WHAT YOU ARE ASKED TO DO
Going through the entries below, copy out each line that contains "JSON".

RECORDED INFORMATION
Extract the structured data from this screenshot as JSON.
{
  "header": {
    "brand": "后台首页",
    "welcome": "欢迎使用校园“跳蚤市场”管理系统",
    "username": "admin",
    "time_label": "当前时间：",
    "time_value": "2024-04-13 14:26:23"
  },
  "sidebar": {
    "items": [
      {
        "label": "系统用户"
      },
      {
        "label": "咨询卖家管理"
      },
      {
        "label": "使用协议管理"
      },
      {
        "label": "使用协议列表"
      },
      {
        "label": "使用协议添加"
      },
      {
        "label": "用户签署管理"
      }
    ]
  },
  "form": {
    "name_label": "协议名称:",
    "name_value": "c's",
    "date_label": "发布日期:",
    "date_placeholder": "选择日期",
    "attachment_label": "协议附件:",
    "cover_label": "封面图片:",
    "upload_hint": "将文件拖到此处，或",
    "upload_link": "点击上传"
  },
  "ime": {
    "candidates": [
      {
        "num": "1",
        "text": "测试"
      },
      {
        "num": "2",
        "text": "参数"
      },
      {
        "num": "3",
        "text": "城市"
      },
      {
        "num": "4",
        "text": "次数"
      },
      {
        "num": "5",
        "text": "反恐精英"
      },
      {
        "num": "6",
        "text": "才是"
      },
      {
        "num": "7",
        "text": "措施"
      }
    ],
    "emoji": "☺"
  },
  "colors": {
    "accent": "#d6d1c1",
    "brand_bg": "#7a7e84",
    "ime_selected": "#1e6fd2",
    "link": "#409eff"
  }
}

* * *

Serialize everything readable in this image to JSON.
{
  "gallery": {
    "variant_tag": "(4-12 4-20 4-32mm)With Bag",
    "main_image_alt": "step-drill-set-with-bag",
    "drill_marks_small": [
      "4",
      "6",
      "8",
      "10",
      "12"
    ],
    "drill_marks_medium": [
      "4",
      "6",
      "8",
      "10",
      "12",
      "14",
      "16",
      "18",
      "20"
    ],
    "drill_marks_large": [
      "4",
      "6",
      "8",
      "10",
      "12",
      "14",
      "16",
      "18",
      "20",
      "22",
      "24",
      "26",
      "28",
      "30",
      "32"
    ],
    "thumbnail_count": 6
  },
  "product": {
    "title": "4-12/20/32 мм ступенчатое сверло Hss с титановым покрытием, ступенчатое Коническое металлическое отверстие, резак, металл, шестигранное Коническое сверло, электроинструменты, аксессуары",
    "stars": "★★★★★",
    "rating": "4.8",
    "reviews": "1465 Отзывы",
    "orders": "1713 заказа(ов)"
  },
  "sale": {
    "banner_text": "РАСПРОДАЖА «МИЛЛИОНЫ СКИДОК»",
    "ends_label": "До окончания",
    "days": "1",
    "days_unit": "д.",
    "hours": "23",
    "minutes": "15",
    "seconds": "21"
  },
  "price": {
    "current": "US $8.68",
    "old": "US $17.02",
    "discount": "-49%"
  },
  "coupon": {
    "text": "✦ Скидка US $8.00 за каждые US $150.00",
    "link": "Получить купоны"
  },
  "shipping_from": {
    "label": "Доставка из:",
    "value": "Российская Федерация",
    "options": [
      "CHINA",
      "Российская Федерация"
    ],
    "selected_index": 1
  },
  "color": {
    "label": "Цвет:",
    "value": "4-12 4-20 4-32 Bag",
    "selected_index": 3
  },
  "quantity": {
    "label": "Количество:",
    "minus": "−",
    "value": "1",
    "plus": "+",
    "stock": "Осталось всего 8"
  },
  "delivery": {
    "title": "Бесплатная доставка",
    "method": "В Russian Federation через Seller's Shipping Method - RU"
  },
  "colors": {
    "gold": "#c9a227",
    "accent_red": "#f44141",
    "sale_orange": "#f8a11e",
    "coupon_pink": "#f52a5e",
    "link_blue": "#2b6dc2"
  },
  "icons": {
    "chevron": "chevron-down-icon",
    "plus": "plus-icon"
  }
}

RESPONSE
Extract the structured data from this screenshot as JSON.
Serialize everything readable in this image to JSON.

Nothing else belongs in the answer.